Diane Jarvis, the Sheffield BID’s manager, said the Government’s announcement provided ‘much-needed clarity’.
“This will be a time when we must work together to employ social distancing measures which could continue for several weeks, if not months. We must create an environment that is safe and welcoming and which all visitors feel able to use confidently, while respecting specific measures that have been described as the new norm.”
The BID team has been working closely with the council, South Yorkshire Police and other partners on the logistics involved in carefully reviving the city centre – for instance, two-metre distance markings will be visible on Fargate and The Moor.
“The reopening will see the city draw on its experience of hosting major events, with partners sharing knowledge and expertise to ensure the safety of shoppers and staff,” said Ms Jarvis.
“We expect there will be a few teething problems, but everyone involved is 100 per cent committed to making the much-needed changes to ensure the city centre can get back to business.
“Ideally the return to the city centre will be gradual. We need people to come back in a measured way. We urge people to plan their visit, check in advance that the stores they want to go to are open, and above all be patient and responsible.
“Our city centre will look different for a while but it is important that everyone continues supporting local businesses as much as possible.”
One of the biggest names making a comeback in Sheffield on Monday is Atkinsons, the city’s last remaining independent department store with a history that spans 150 years.
Its 75,000 sq ft premises will reopen at 9.30am – and the anti-Covid precautions planned there are broadly in line with what customers can expect elsewhere.
Atkinsons’ toilets and baby changing facilities will be closed, along with its restaurants and fitting rooms, while a one-way system will be in operation along the aisles.
The car park will be open, ‘cough screens’ are being installed at tills, staff are likely to be wearing protective gear and sanitiser will be available. The number of customers allowed in the store at any one time will also be limited.
“We hope these measures won’t inconvenience you, and they will be very much like those you have come to expect when visiting the supermarket,” Atkinsons said.

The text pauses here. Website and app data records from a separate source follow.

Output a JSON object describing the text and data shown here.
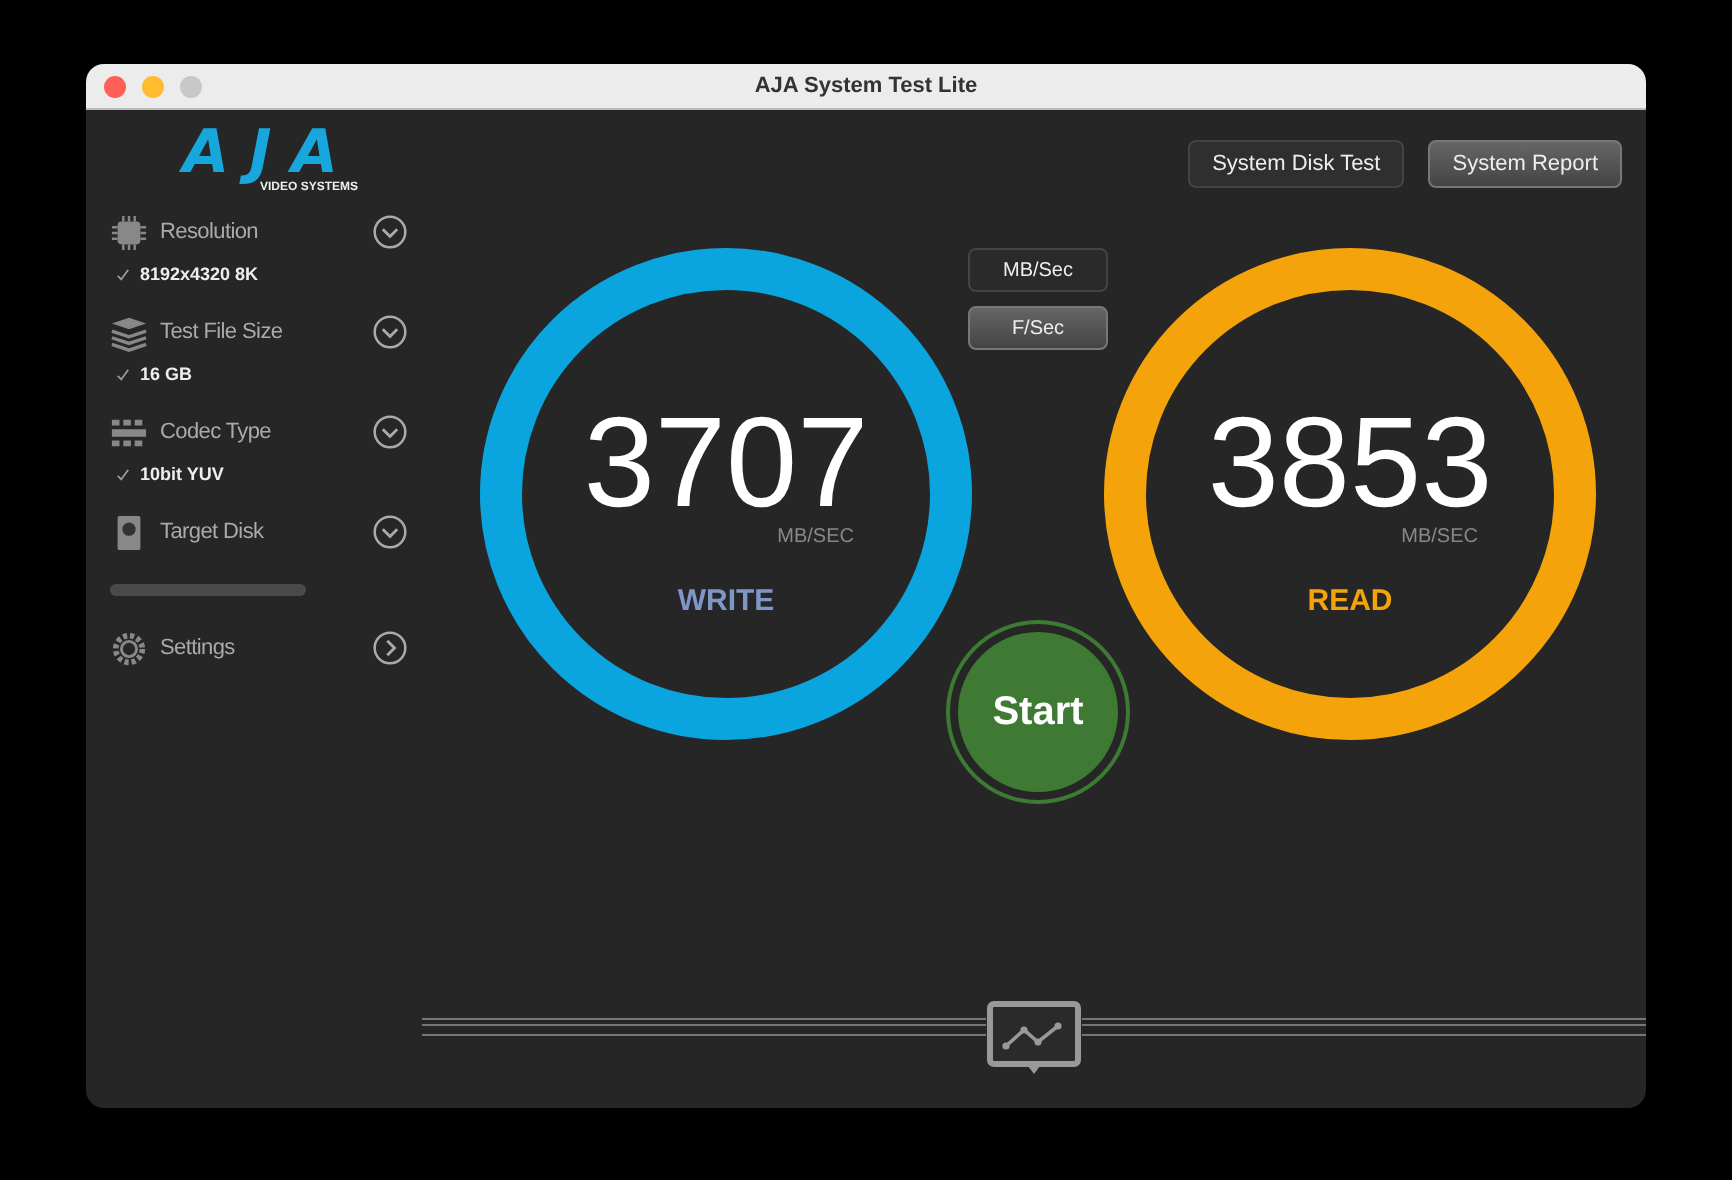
{
  "window": {
    "title": "AJA System Test Lite"
  },
  "logo": {
    "text": "AJA",
    "subtitle": "VIDEO SYSTEMS"
  },
  "sidebar": {
    "items": [
      {
        "kind": "dropdown",
        "label": "Resolution",
        "value": "8192x4320 8K"
      },
      {
        "kind": "dropdown",
        "label": "Test File Size",
        "value": "16 GB"
      },
      {
        "kind": "dropdown",
        "label": "Codec Type",
        "value": "10bit YUV"
      },
      {
        "kind": "dropdown",
        "label": "Target Disk"
      },
      {
        "kind": "progress",
        "level": 0
      },
      {
        "kind": "link",
        "label": "Settings"
      }
    ]
  },
  "top_buttons": [
    "System Disk Test",
    "System Report"
  ],
  "units": [
    {
      "label": "MB/Sec",
      "selected": true
    },
    {
      "label": "F/Sec",
      "selected": false
    }
  ],
  "gauges": [
    {
      "value": "3707",
      "unit": "MB/SEC",
      "label": "WRITE",
      "color": "#0aa5de"
    },
    {
      "value": "3853",
      "unit": "MB/SEC",
      "label": "READ",
      "color": "#f4a40a"
    }
  ],
  "start_button": "Start"
}
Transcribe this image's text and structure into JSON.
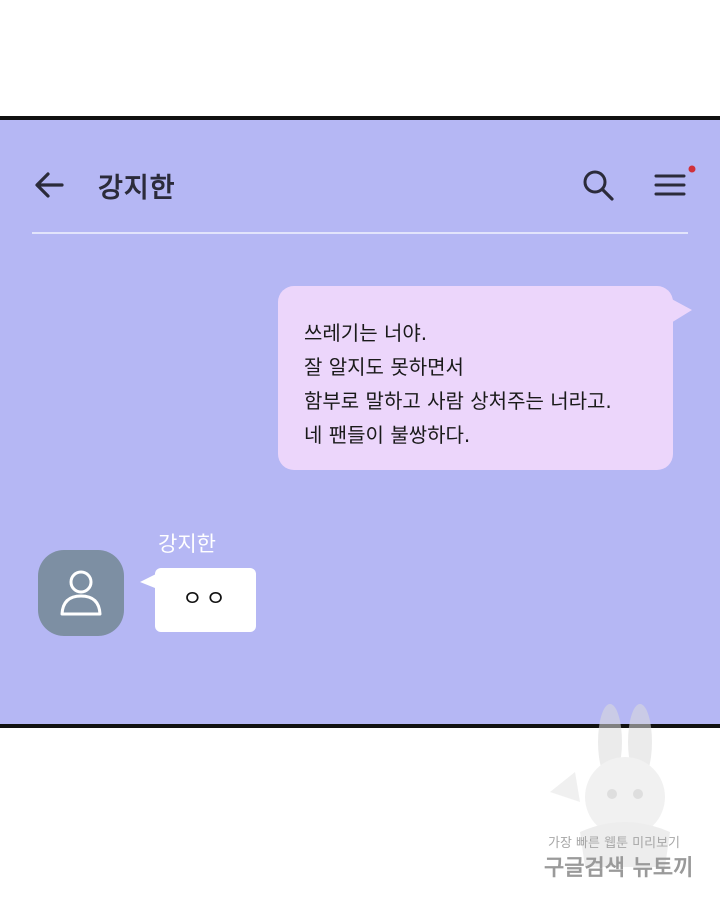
{
  "header": {
    "title": "강지한",
    "back_icon": "arrow-left-icon",
    "search_icon": "search-icon",
    "menu_icon": "hamburger-menu-icon",
    "notification_dot_color": "#d0303a"
  },
  "colors": {
    "panel_background": "#b5b7f4",
    "outgoing_bubble": "#ecd6fb",
    "incoming_bubble": "#ffffff",
    "avatar_background": "#7d8fa3"
  },
  "messages": {
    "outgoing": {
      "lines": [
        "쓰레기는 너야.",
        "잘 알지도 못하면서",
        "함부로 말하고 사람 상처주는 너라고.",
        "네 팬들이 불쌍하다."
      ]
    },
    "incoming": {
      "sender": "강지한",
      "avatar_icon": "person-icon",
      "text": "ㅇㅇ"
    }
  },
  "watermark": {
    "line1": "가장 빠른 웹툰 미리보기",
    "line2": "구글검색 뉴토끼"
  }
}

Trading again with masks, gloves and extra cleaning
Shops of all kinds are returning in Sheffield – including an award-winning independent food retailer which is opening its premises for the first time in over two months.
Beanies Wholefoods, on the corner of Crookesmoor Road and Barber Road, has been running a collection and delivery service of its popular veg boxes after closing to the public just after lockdown was imposed in March.
But on Saturday, June 13, the shop will be back with social distancing measures in place. Opening hours will be 10am to 4pm, from Tuesday to Thursday and at weekends, and 10am to 8pm on Friday. On Mondays the shop will remain shut, with only collections offered.
Numbers will be limited to a maximum of five customers in the shop at any one time, and people are reminded to ‘wash their fruit and veg before eating’.
Another shop trading again next week with safety firmly in mind is Kelham Island Books & Music, a treasure trove of literature and records near to the Shalesmoor roundabout, which plans to reopen at midday on Wednesday, June 17.
Free disposable masks and gloves are being provided to visitors on entry.